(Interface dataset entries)
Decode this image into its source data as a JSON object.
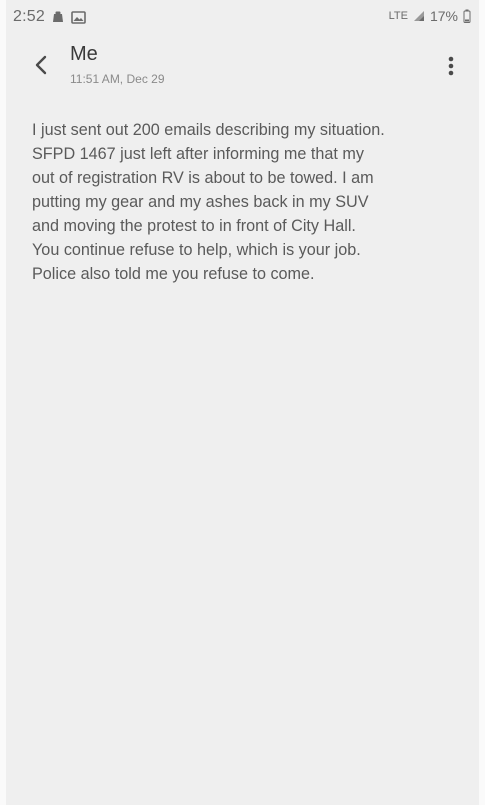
{
  "status_bar": {
    "time": "2:52",
    "network": "LTE",
    "battery_percent": "17%",
    "icons": [
      "notification-icon",
      "image-icon",
      "signal-icon",
      "battery-icon"
    ]
  },
  "header": {
    "title": "Me",
    "timestamp": "11:51 AM, Dec 29",
    "icons": [
      "back-arrow-icon",
      "more-options-icon"
    ]
  },
  "message": {
    "body": "I just sent out 200 emails describing my situation.\nSFPD 1467 just left after informing me that my\nout of registration RV is about to be towed.  I am\nputting my gear and my ashes back in my SUV\nand moving the protest to in front of City Hall.\nYou continue refuse to help, which is your job.\nPolice also told me you refuse to come."
  },
  "colors": {
    "background": "#efefef",
    "text": "#5a5a5a",
    "title": "#3a3a3a",
    "secondary_text": "#8a8a8a"
  }
}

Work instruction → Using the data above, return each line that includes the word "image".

Final answer →
Decode this image into its source data as a JSON object.
      "image-icon",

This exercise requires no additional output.